Roger Lawson (Twitter: https://twitter.com/RogerWLawson )

You can “follow” this blog by clicking on the bottom right.

© Copyright. Disclaimer: Read the About page before relying on any information in this post.

A Cautionary Tale from Paul Scott

City AM published an educational story last week which is worth repeating. It covered the investment record of Paul Scott who is very well known in the small cap investment world. He writes very perceptive, and quick, analyses of announcements by smaller companies for Stockopedia with a strong emphasis on the financial accounts. He trained as an accountant and worked for a retailing company as finance director for some years. He then became a professional investor – one might say living off his wits – and reportedly turned £50,000 into more than £5m in a few years. Then the financial crisis hit in 2008/9.

This is what he said in the City AM interview: ““I lost the lot and had to start all over again in the financial crisis. It was horrendous, it ruined my life at the time. I had to sell my house, I lost all my savings, I ended up £2m in debt. It was a catastrophe.”

The article suggests Scott made two mistakes: “One was investing in stocks with low liquidity. The other was gearing up on them through spread-betting. When the crisis hit, he couldn’t get out.”

Now with speculative small-cap stocks again riding high, with valuations not based on current fundamentals such as profits and cash flow, but on their future prospects and for their ability to dominate their markets, it is surely again a time to be wary.

Markets are driven by emotions and once a panic sets in then small cap stocks in particular could become very illiquid. Having a major proportion of your portfolio in such stocks may have done wonders for your investment performance in the last couple of years but it is high risk. That is particularly so if you also gear up, and have an undiversified group of holdings – a portfolio of less than a dozen holdings of such companies is positively dangerous.

So the moral is surely never to hold a company on the premise that you can get out if the market turns sour for shares in that company, or in general. Unless you are sure you want to hold a company for the long term, and can afford to do so (i.e. you have not borrowed money to buy it), you should not buy it in the first place.

In addition never let a few holdings dominate your portfolio. And in particular be very wary of companies where there is little trading (i.e. low liquidity). If your own holding is a multiple of the daily trading volume, you’ll never be able to get out at a fair price if there is a crash.

This is what Paul had to say recently in an interview for Stockopedia: “I’ve learnt all my investing decisions the hard way. 2008 taught me that you need to keep an eye on the exit and you need to consider what will happen to liquidity if there is some sort of awful event. Not necessarily a minor event, but if the financial system starts to cave in again – which it might well do. So for that reason, this time my risk management is much better. I’m keeping the gearing lower than it was and I have a general rule that I want to be able to exit every position I hold within a maximum of two days in a bear market. So I position size accordingly. If something is very small and illiquid, I wouldn’t have more than £30,000 – 40,000 worth of it. If it’s nice and liquid then I’ll have £500,000 of it. I think liquidity is so important.”

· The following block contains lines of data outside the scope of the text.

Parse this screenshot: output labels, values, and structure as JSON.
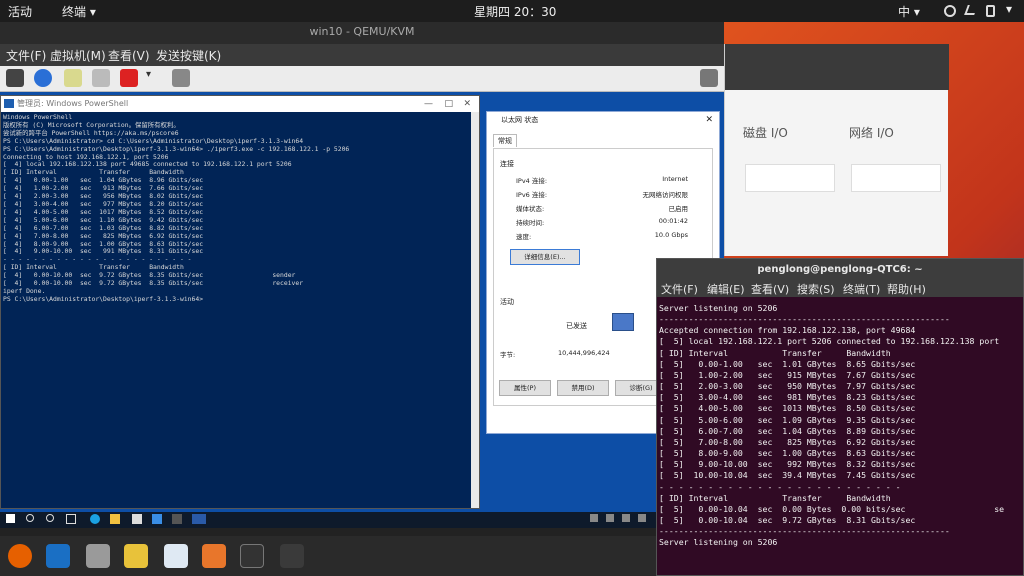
{
  "topbar": {
    "activities": "活动",
    "app": "终端 ▾",
    "clock": "星期四 20：30",
    "ime": "中 ▾"
  },
  "qemu": {
    "title": "win10 - QEMU/KVM",
    "menu": [
      "文件(F)",
      "虚拟机(M)",
      "查看(V)",
      "发送按键(K)"
    ]
  },
  "sysmon": {
    "tab_disk": "磁盘 I/O",
    "tab_net": "网络 I/O"
  },
  "ps": {
    "title": "管理员: Windows PowerShell",
    "lines": [
      "Windows PowerShell",
      "版权所有 (C) Microsoft Corporation。保留所有权利。",
      "",
      "尝试新的跨平台 PowerShell https://aka.ms/pscore6",
      "",
      "PS C:\\Users\\Administrator> cd C:\\Users\\Administrator\\Desktop\\iperf-3.1.3-win64",
      "PS C:\\Users\\Administrator\\Desktop\\iperf-3.1.3-win64> ./iperf3.exe -c 192.168.122.1 -p 5206",
      "Connecting to host 192.168.122.1, port 5206",
      "[  4] local 192.168.122.138 port 49685 connected to 192.168.122.1 port 5206",
      "[ ID] Interval           Transfer     Bandwidth",
      "[  4]   0.00-1.00   sec  1.04 GBytes  8.96 Gbits/sec",
      "[  4]   1.00-2.00   sec   913 MBytes  7.66 Gbits/sec",
      "[  4]   2.00-3.00   sec   956 MBytes  8.02 Gbits/sec",
      "[  4]   3.00-4.00   sec   977 MBytes  8.20 Gbits/sec",
      "[  4]   4.00-5.00   sec  1017 MBytes  8.52 Gbits/sec",
      "[  4]   5.00-6.00   sec  1.10 GBytes  9.42 Gbits/sec",
      "[  4]   6.00-7.00   sec  1.03 GBytes  8.82 Gbits/sec",
      "[  4]   7.00-8.00   sec   825 MBytes  6.92 Gbits/sec",
      "[  4]   8.00-9.00   sec  1.00 GBytes  8.63 Gbits/sec",
      "[  4]   9.00-10.00  sec   991 MBytes  8.31 Gbits/sec",
      "- - - - - - - - - - - - - - - - - - - - - - - - -",
      "[ ID] Interval           Transfer     Bandwidth",
      "[  4]   0.00-10.00  sec  9.72 GBytes  8.35 Gbits/sec                  sender",
      "[  4]   0.00-10.00  sec  9.72 GBytes  8.35 Gbits/sec                  receiver",
      "",
      "iperf Done.",
      "PS C:\\Users\\Administrator\\Desktop\\iperf-3.1.3-win64>"
    ]
  },
  "eth": {
    "title": "以太网 状态",
    "tab": "常规",
    "conn_header": "连接",
    "rows": [
      {
        "label": "IPv4 连接:",
        "value": "Internet"
      },
      {
        "label": "IPv6 连接:",
        "value": "无网络访问权限"
      },
      {
        "label": "媒体状态:",
        "value": "已启用"
      },
      {
        "label": "持续时间:",
        "value": "00:01:42"
      },
      {
        "label": "速度:",
        "value": "10.0 Gbps"
      }
    ],
    "details_btn": "详细信息(E)...",
    "activity_header": "活动",
    "sent": "已发送",
    "bytes_label": "字节:",
    "bytes_value": "10,444,996,424",
    "btn_props": "属性(P)",
    "btn_disable": "禁用(D)",
    "btn_diag": "诊断(G)"
  },
  "term": {
    "title": "penglong@penglong-QTC6: ~",
    "menu": [
      "文件(F)",
      "编辑(E)",
      "查看(V)",
      "搜索(S)",
      "终端(T)",
      "帮助(H)"
    ],
    "lines": [
      "Server listening on 5206",
      "-----------------------------------------------------------",
      "Accepted connection from 192.168.122.138, port 49684",
      "[  5] local 192.168.122.1 port 5206 connected to 192.168.122.138 port",
      "[ ID] Interval           Transfer     Bandwidth",
      "[  5]   0.00-1.00   sec  1.01 GBytes  8.65 Gbits/sec",
      "[  5]   1.00-2.00   sec   915 MBytes  7.67 Gbits/sec",
      "[  5]   2.00-3.00   sec   950 MBytes  7.97 Gbits/sec",
      "[  5]   3.00-4.00   sec   981 MBytes  8.23 Gbits/sec",
      "[  5]   4.00-5.00   sec  1013 MBytes  8.50 Gbits/sec",
      "[  5]   5.00-6.00   sec  1.09 GBytes  9.35 Gbits/sec",
      "[  5]   6.00-7.00   sec  1.04 GBytes  8.89 Gbits/sec",
      "[  5]   7.00-8.00   sec   825 MBytes  6.92 Gbits/sec",
      "[  5]   8.00-9.00   sec  1.00 GBytes  8.63 Gbits/sec",
      "[  5]   9.00-10.00  sec   992 MBytes  8.32 Gbits/sec",
      "[  5]  10.00-10.04  sec  39.4 MBytes  7.45 Gbits/sec",
      "- - - - - - - - - - - - - - - - - - - - - - - - -",
      "[ ID] Interval           Transfer     Bandwidth",
      "[  5]   0.00-10.04  sec  0.00 Bytes  0.00 bits/sec                  se",
      "[  5]   0.00-10.04  sec  9.72 GBytes  8.31 Gbits/sec",
      "-----------------------------------------------------------",
      "Server listening on 5206"
    ]
  }
}
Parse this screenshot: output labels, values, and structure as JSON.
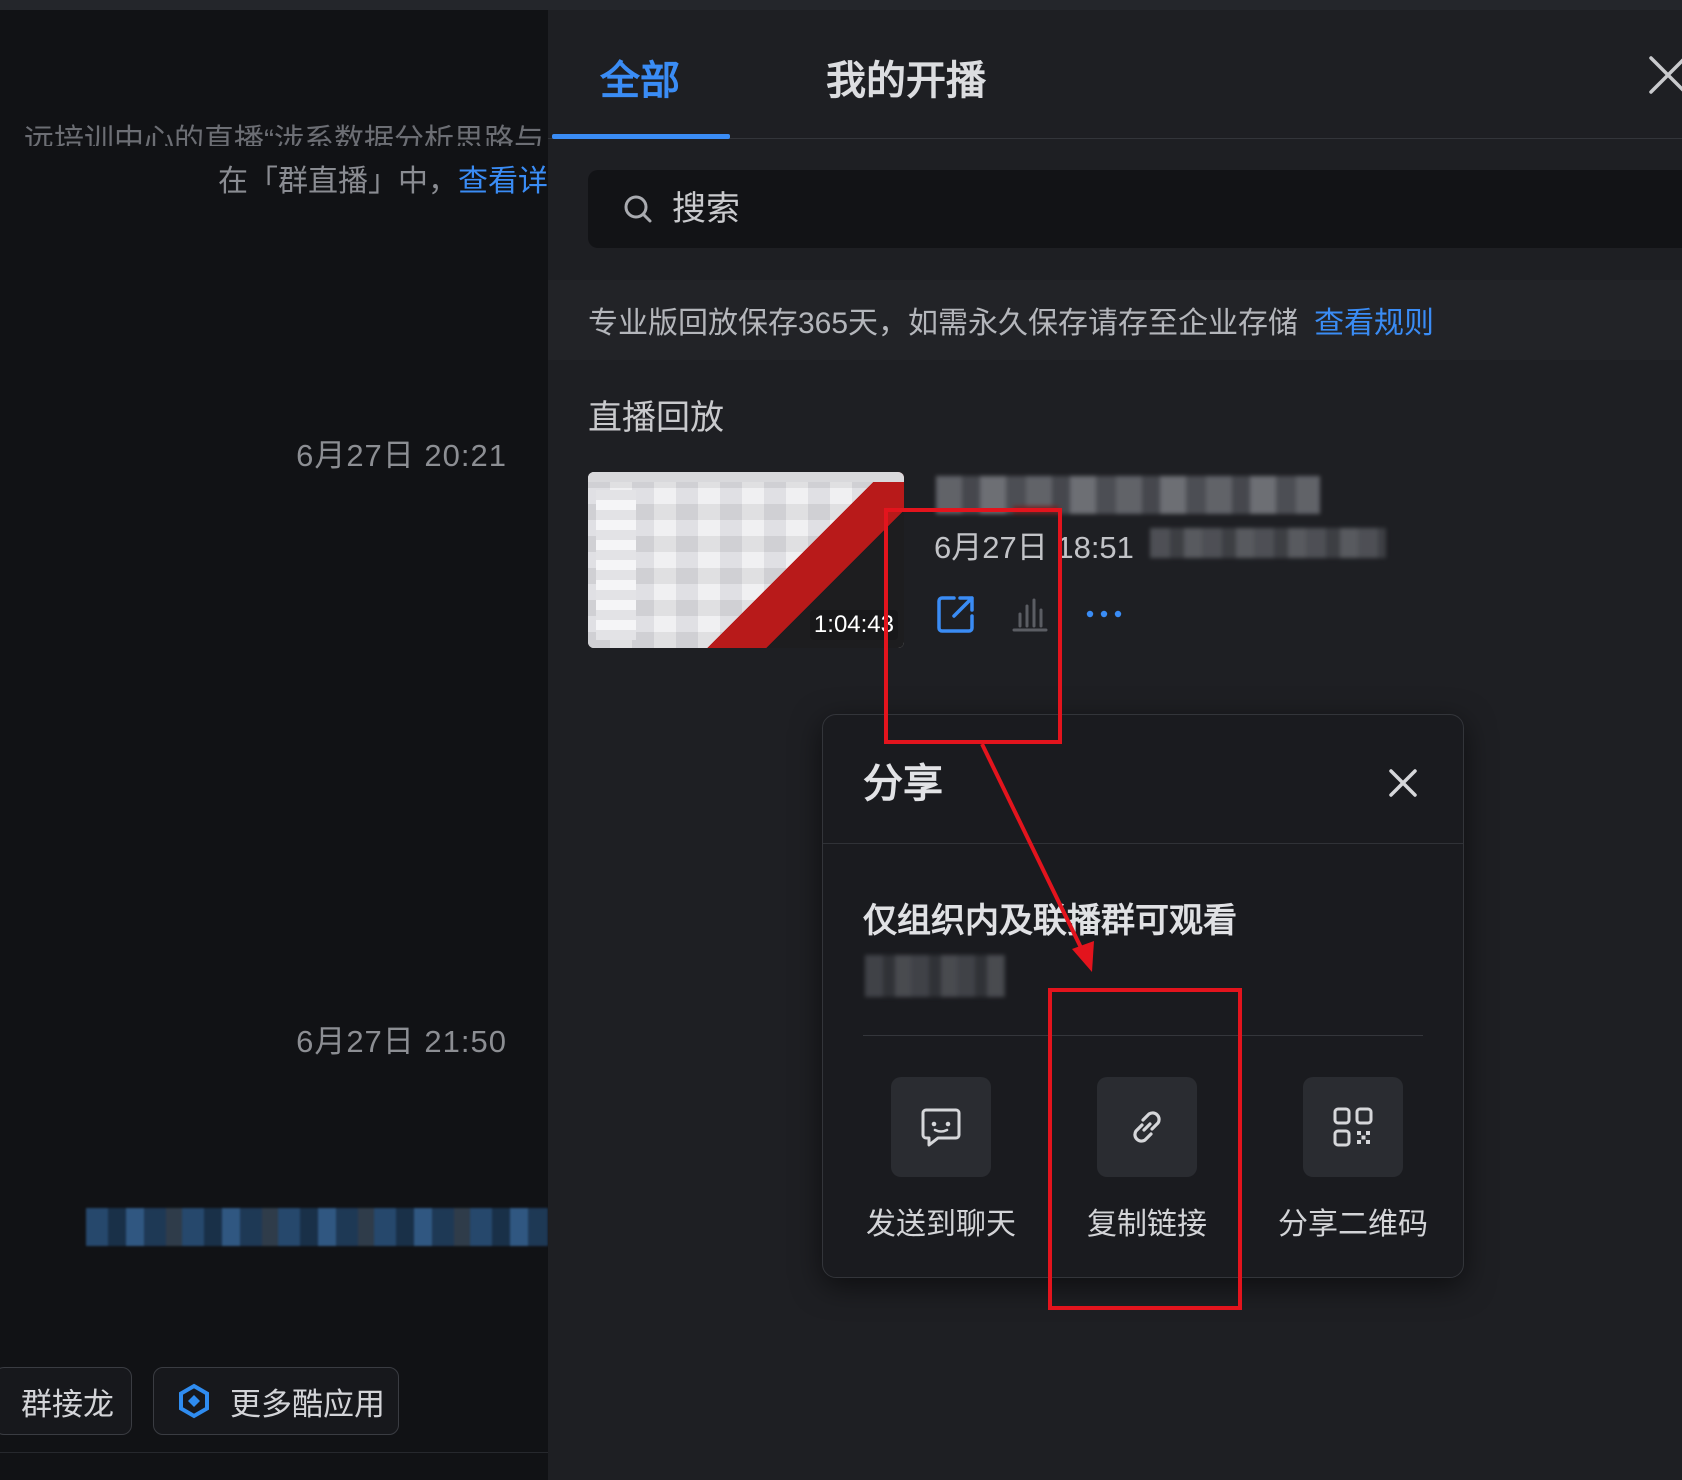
{
  "chat": {
    "clipped_line": "远培训中心的直播“涉系数据分析思路与",
    "notice_prefix": "在「群直播」中，",
    "notice_link": "查看详",
    "timestamps": [
      "6月27日 20:21",
      "6月27日 21:50"
    ],
    "bottom_buttons": [
      {
        "label": "群接龙"
      },
      {
        "label": "更多酷应用",
        "icon": "cool-app-icon"
      }
    ]
  },
  "panel": {
    "tabs": [
      {
        "label": "全部",
        "active": true
      },
      {
        "label": "我的开播",
        "active": false
      }
    ],
    "close_icon": "close-icon",
    "search": {
      "placeholder": "搜索",
      "icon": "search-icon"
    },
    "info": {
      "text": "专业版回放保存365天，如需永久保存请存至企业存储",
      "link": "查看规则"
    },
    "section_title": "直播回放",
    "recording": {
      "duration": "1:04:43",
      "time": "6月27日 18:51",
      "actions": [
        "share-icon",
        "stats-icon",
        "more-icon"
      ]
    }
  },
  "share_popup": {
    "title": "分享",
    "scope": "仅组织内及联播群可观看",
    "options": [
      {
        "label": "发送到聊天",
        "icon": "chat-icon"
      },
      {
        "label": "复制链接",
        "icon": "link-icon"
      },
      {
        "label": "分享二维码",
        "icon": "qrcode-icon"
      }
    ]
  },
  "colors": {
    "accent": "#3a8cf5",
    "highlight": "#e3141d",
    "panel_bg": "#1e1f23",
    "chat_bg": "#111215"
  }
}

I would only comment that when everyone wants to exit, shifting even a relatively small amount of stock in small caps can be damn difficult. Having solely small cap stocks in your portfolio can be a risky strategy when mid to large cap stocks will be much more liquid and less volatile. For example, private investors could easily sell their holdings in HBOS, RBS, Northern Rock and Bradford & Bingley even when they were in dire difficulties.

Diversity in individual holdings, and in company size, are both prudent.

Roger Lawson (Twitter: https://twitter.com/RogerWLawson )

You can “follow” this blog by clicking on the bottom right.

© Copyright. Disclaimer: Read the About page before relying on any information in this post.